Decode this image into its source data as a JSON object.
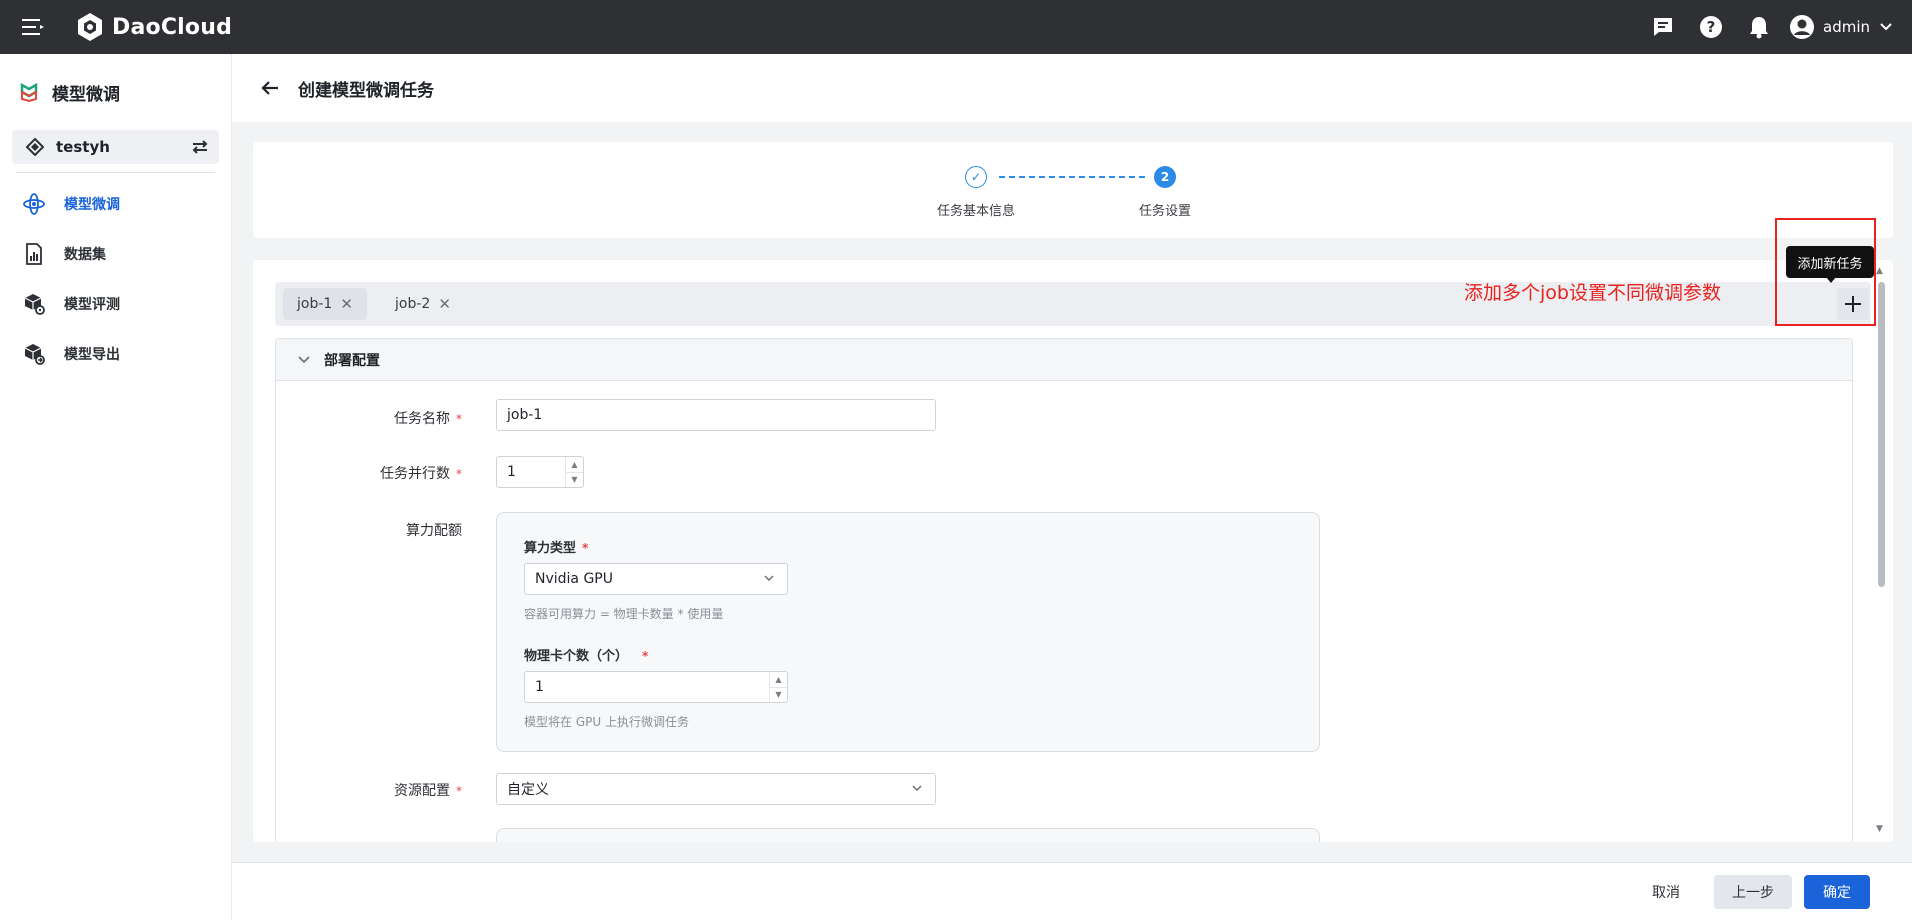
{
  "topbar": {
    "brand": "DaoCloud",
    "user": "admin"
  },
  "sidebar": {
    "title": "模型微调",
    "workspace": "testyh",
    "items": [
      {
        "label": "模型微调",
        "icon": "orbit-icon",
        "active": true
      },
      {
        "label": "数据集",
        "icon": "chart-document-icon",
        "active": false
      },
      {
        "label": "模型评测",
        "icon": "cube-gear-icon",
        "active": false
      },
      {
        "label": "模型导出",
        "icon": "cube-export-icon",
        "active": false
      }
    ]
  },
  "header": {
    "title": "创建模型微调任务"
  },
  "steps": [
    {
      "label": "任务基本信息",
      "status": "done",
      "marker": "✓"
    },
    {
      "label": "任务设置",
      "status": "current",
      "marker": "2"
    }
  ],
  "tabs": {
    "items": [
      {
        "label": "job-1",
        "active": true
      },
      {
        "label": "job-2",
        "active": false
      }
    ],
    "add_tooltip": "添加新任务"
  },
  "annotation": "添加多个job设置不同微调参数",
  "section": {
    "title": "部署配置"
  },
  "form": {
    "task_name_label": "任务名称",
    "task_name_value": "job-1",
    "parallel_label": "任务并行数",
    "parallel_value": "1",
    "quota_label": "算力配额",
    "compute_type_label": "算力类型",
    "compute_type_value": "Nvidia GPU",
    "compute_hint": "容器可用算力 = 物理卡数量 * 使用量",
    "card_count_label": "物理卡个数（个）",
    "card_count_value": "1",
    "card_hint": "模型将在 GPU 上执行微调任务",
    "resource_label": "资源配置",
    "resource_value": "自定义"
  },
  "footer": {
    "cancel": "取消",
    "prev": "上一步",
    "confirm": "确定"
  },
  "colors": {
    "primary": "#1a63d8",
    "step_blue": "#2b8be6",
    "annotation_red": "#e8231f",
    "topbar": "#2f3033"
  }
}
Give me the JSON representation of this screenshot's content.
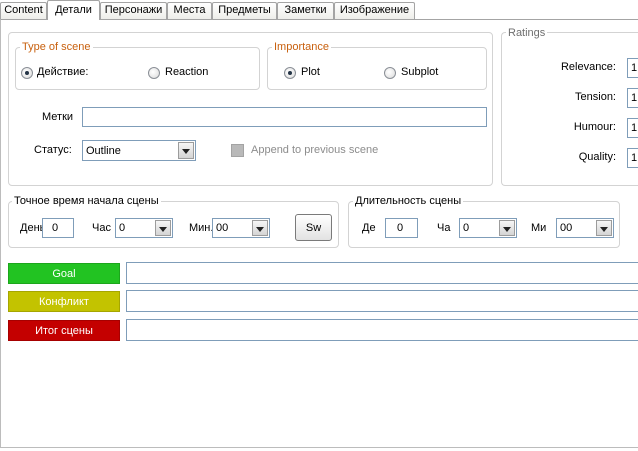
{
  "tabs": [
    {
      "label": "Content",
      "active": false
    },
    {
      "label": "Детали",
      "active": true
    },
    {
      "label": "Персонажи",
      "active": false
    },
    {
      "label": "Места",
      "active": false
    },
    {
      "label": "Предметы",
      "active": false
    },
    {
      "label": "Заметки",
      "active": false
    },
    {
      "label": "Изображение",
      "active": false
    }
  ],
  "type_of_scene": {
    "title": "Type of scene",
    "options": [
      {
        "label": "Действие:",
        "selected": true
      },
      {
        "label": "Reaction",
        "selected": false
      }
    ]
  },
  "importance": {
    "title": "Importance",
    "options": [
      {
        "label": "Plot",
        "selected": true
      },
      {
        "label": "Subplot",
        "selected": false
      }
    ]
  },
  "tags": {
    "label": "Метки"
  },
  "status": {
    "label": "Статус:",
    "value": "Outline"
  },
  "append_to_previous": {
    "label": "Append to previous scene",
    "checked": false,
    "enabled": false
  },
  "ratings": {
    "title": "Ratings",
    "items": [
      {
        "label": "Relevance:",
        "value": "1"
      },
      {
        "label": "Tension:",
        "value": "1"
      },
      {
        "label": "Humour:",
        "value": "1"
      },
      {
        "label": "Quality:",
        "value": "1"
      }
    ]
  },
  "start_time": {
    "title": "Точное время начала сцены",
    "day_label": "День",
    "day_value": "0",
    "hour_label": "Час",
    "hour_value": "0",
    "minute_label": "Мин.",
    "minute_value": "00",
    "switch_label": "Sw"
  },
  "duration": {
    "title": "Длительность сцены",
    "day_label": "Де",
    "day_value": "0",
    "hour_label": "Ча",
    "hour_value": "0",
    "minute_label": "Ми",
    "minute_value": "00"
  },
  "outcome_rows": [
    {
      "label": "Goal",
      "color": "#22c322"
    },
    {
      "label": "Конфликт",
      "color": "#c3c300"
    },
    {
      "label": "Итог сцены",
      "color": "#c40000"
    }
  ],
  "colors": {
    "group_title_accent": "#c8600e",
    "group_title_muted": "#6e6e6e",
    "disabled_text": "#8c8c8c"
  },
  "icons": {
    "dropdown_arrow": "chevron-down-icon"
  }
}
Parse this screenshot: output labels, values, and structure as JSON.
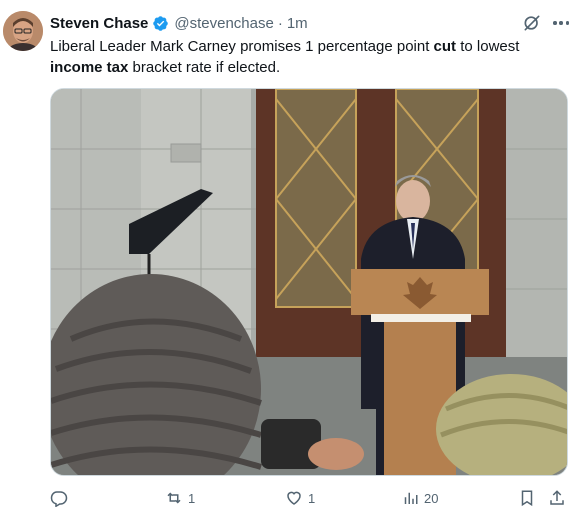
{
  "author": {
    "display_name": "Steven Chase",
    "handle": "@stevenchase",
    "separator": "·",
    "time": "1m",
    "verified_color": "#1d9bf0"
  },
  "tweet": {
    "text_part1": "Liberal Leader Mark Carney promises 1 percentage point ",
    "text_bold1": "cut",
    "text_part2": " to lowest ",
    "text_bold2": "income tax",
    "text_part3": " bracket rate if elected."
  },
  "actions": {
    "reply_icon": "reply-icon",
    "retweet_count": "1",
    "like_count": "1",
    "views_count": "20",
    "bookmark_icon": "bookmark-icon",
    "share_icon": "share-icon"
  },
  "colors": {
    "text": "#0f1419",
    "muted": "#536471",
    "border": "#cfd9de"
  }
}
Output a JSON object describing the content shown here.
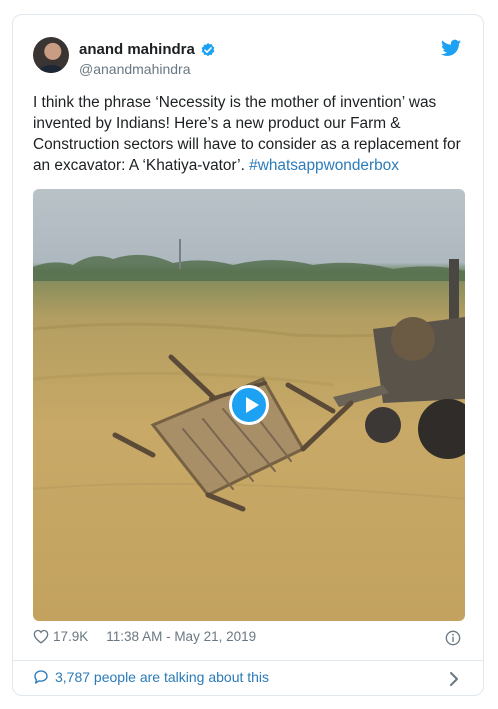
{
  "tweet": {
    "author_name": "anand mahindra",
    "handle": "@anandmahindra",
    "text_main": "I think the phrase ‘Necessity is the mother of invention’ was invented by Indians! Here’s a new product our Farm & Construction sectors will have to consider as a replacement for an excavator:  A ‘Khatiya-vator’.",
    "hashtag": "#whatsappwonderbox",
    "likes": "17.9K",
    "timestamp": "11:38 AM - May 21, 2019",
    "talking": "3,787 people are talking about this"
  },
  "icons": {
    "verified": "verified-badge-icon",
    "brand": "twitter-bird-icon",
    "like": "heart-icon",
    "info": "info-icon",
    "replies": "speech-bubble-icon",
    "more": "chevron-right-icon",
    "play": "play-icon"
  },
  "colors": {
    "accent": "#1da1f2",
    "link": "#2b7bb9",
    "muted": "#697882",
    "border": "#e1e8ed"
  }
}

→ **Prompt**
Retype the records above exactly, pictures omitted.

→ **Answer to this exercise**
Decode this image into its source data as a JSON object.
{
  "topbar": {
    "brand": "DaoCloud",
    "user": "admin"
  },
  "sidebar": {
    "title": "模型微调",
    "workspace": "testyh",
    "items": [
      {
        "label": "模型微调",
        "icon": "orbit-icon",
        "active": true
      },
      {
        "label": "数据集",
        "icon": "chart-document-icon",
        "active": false
      },
      {
        "label": "模型评测",
        "icon": "cube-gear-icon",
        "active": false
      },
      {
        "label": "模型导出",
        "icon": "cube-export-icon",
        "active": false
      }
    ]
  },
  "header": {
    "title": "创建模型微调任务"
  },
  "steps": [
    {
      "label": "任务基本信息",
      "status": "done",
      "marker": "✓"
    },
    {
      "label": "任务设置",
      "status": "current",
      "marker": "2"
    }
  ],
  "tabs": {
    "items": [
      {
        "label": "job-1",
        "active": true
      },
      {
        "label": "job-2",
        "active": false
      }
    ],
    "add_tooltip": "添加新任务"
  },
  "annotation": "添加多个job设置不同微调参数",
  "section": {
    "title": "部署配置"
  },
  "form": {
    "task_name_label": "任务名称",
    "task_name_value": "job-1",
    "parallel_label": "任务并行数",
    "parallel_value": "1",
    "quota_label": "算力配额",
    "compute_type_label": "算力类型",
    "compute_type_value": "Nvidia GPU",
    "compute_hint": "容器可用算力 = 物理卡数量 * 使用量",
    "card_count_label": "物理卡个数（个）",
    "card_count_value": "1",
    "card_hint": "模型将在 GPU 上执行微调任务",
    "resource_label": "资源配置",
    "resource_value": "自定义"
  },
  "footer": {
    "cancel": "取消",
    "prev": "上一步",
    "confirm": "确定"
  },
  "colors": {
    "primary": "#1a63d8",
    "step_blue": "#2b8be6",
    "annotation_red": "#e8231f",
    "topbar": "#2f3033"
  }
}
Give me the JSON representation of this screenshot's content.
{
  "tabs": [
    {
      "label": "Content",
      "active": false
    },
    {
      "label": "Детали",
      "active": true
    },
    {
      "label": "Персонажи",
      "active": false
    },
    {
      "label": "Места",
      "active": false
    },
    {
      "label": "Предметы",
      "active": false
    },
    {
      "label": "Заметки",
      "active": false
    },
    {
      "label": "Изображение",
      "active": false
    }
  ],
  "type_of_scene": {
    "title": "Type of scene",
    "options": [
      {
        "label": "Действие:",
        "selected": true
      },
      {
        "label": "Reaction",
        "selected": false
      }
    ]
  },
  "importance": {
    "title": "Importance",
    "options": [
      {
        "label": "Plot",
        "selected": true
      },
      {
        "label": "Subplot",
        "selected": false
      }
    ]
  },
  "tags": {
    "label": "Метки"
  },
  "status": {
    "label": "Статус:",
    "value": "Outline"
  },
  "append_to_previous": {
    "label": "Append to previous scene",
    "checked": false,
    "enabled": false
  },
  "ratings": {
    "title": "Ratings",
    "items": [
      {
        "label": "Relevance:",
        "value": "1"
      },
      {
        "label": "Tension:",
        "value": "1"
      },
      {
        "label": "Humour:",
        "value": "1"
      },
      {
        "label": "Quality:",
        "value": "1"
      }
    ]
  },
  "start_time": {
    "title": "Точное время начала сцены",
    "day_label": "День",
    "day_value": "0",
    "hour_label": "Час",
    "hour_value": "0",
    "minute_label": "Мин.",
    "minute_value": "00",
    "switch_label": "Sw"
  },
  "duration": {
    "title": "Длительность сцены",
    "day_label": "Де",
    "day_value": "0",
    "hour_label": "Ча",
    "hour_value": "0",
    "minute_label": "Ми",
    "minute_value": "00"
  },
  "outcome_rows": [
    {
      "label": "Goal",
      "color": "#22c322"
    },
    {
      "label": "Конфликт",
      "color": "#c3c300"
    },
    {
      "label": "Итог сцены",
      "color": "#c40000"
    }
  ],
  "colors": {
    "group_title_accent": "#c8600e",
    "group_title_muted": "#6e6e6e",
    "disabled_text": "#8c8c8c"
  },
  "icons": {
    "dropdown_arrow": "chevron-down-icon"
  }
}
Parse this screenshot: output labels, values, and structure as JSON.
{
  "author": {
    "display_name": "Steven Chase",
    "handle": "@stevenchase",
    "separator": "·",
    "time": "1m",
    "verified_color": "#1d9bf0"
  },
  "tweet": {
    "text_part1": "Liberal Leader Mark Carney promises 1 percentage point ",
    "text_bold1": "cut",
    "text_part2": " to lowest ",
    "text_bold2": "income tax",
    "text_part3": " bracket rate if elected."
  },
  "actions": {
    "reply_icon": "reply-icon",
    "retweet_count": "1",
    "like_count": "1",
    "views_count": "20",
    "bookmark_icon": "bookmark-icon",
    "share_icon": "share-icon"
  },
  "colors": {
    "text": "#0f1419",
    "muted": "#536471",
    "border": "#cfd9de"
  }
}
Output a JSON object describing the content shown here.
{
  "tweet": {
    "author_name": "anand mahindra",
    "handle": "@anandmahindra",
    "text_main": "I think the phrase ‘Necessity is the mother of invention’ was invented by Indians! Here’s a new product our Farm & Construction sectors will have to consider as a replacement for an excavator:  A ‘Khatiya-vator’.",
    "hashtag": "#whatsappwonderbox",
    "likes": "17.9K",
    "timestamp": "11:38 AM - May 21, 2019",
    "talking": "3,787 people are talking about this"
  },
  "icons": {
    "verified": "verified-badge-icon",
    "brand": "twitter-bird-icon",
    "like": "heart-icon",
    "info": "info-icon",
    "replies": "speech-bubble-icon",
    "more": "chevron-right-icon",
    "play": "play-icon"
  },
  "colors": {
    "accent": "#1da1f2",
    "link": "#2b7bb9",
    "muted": "#697882",
    "border": "#e1e8ed"
  }
}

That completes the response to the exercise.